No dancing, sukkah “crawls” or shared shofars, said Her Majesty’s Government — among other decrees handed down on Monday.

British Jews have received an extensive list of don’ts and dos for this year’s High Holiday season, covering Rosh Hashanah, Yom Kippur, Sukkot and the festivals of Shemini Atzeret and Simchat Torah.

The list was released alongside stricter social distancing rules for the whole country, which outlawed private gatherings of more than six individuals, putting an end to the so-called garden minyanim (outdoor prayers services of at least 10 people) that had become popular among British Jewry according to the Jewish Chronicle.

Do: Maintain two meters of distance between households. Synagogues are exempt from the rule forbidding private gatherings with more than five others, but each group of no more than six people should stay two meters away from each other.

Don’t: Share shofars. The list stressed that “Under no circumstances should more than one person blow the same shofar” and also says that the shofar should always be blown away from the congregation.”

Do: Maintain online services and use digital amplification. The guidance touts Zoom services and urges congregations to use microphones in order to preserve distance between speakers and congregants. Both, however, would be forbidden in Orthodox or traditional services.

Don’t: Invite guests, share food between households or engage in “sukkah crawls.” These are a popular synagogue tradition where congregants roam from sukkah to sukkah throughout their community, similar to trick-or-treating on Halloween.

Do: Bring your own lulav and etrog to synagogue. Don’t borrow or share a communal set.

Don’t: Dance. If dancing with the Torah must take place, only a minimal amount of people should get to hold the Torah scrolls.

“We know this might be disappointing,” stressed the guidance, “but it’s important to remember that the virus is still with us and we need to do all we can to protect ourselves and our family and friends.”

Engage

  • SHARE YOUR FEEDBACK

  • UPCOMING EVENT

    SKY & SCULPTURE

    Hybrid: Online and at the Marlene Meyerson JCC Manhattan

    Oct 2, 2022

    6:30 pm ET · 

    A Sukkah, IMKHA, created by artist Tobi Kahn, for the Marlene Meyerson JCC of Manhattan is an installation consisting of 13 interrelated sculpted painted wooden panels, constituting a single work of art. Join for a panel discussion with Rabbi Joanna Samuels, Chief Executive Director of the Marlene Meyerson JCC of Manhattan, Talya Zax, Innovation Editor of the Forward, and Tobi Kahn, Artist. Moderated by Mattie Kahn.

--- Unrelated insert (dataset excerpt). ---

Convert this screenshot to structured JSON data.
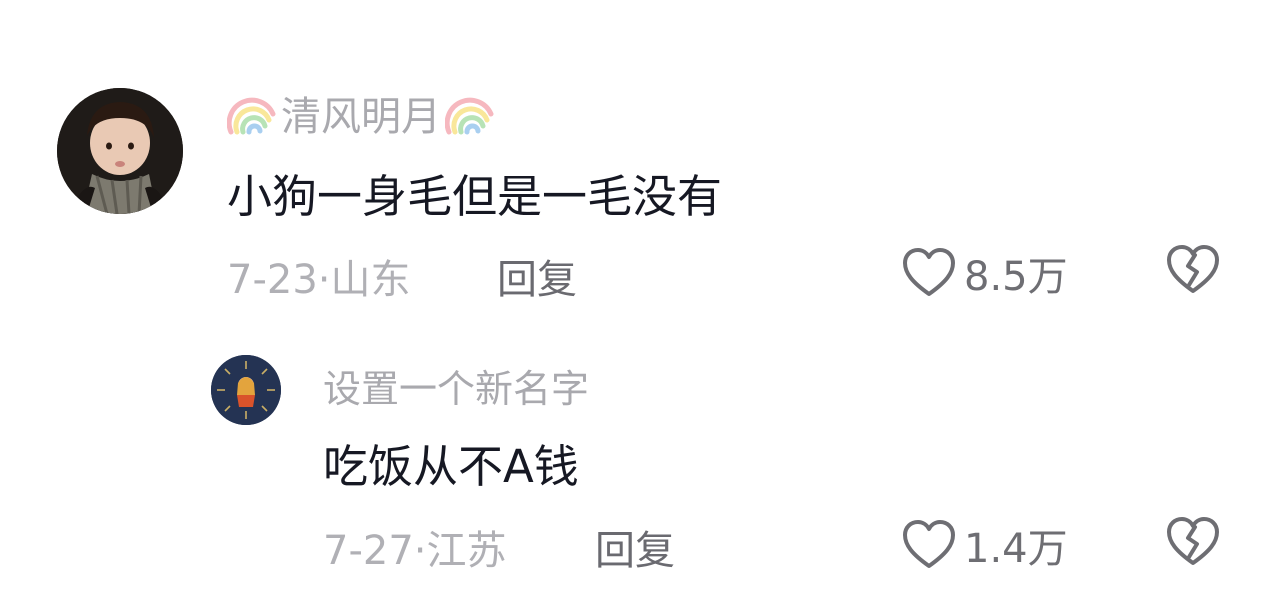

Republish This Story

Please read before republishing

We’re happy to make this story available to republish for free, unless it originated with JTA, Haaretz or another publication (as indicated on the article) and as long as you follow our guidelines. You must credit the Forward, retain our pixel and preserve our canonical link in Google search.  See our full guidelines for more information, and this guide for detail about canonical URLs.

To republish, copy the HTML by clicking on the yellow button to the right; it includes our tracking pixel, all paragraph styles and hyperlinks, the author byline and credit to the Forward. It does not include images; to avoid copyright violations, you must add them manually, following our guidelines. Please email us at [email protected], subject line “republish,” with any questions or to let us know what stories you’re picking up.

We don't support Internet Explorer

Please use Chrome, Safari, Firefox, or Edge to view this site.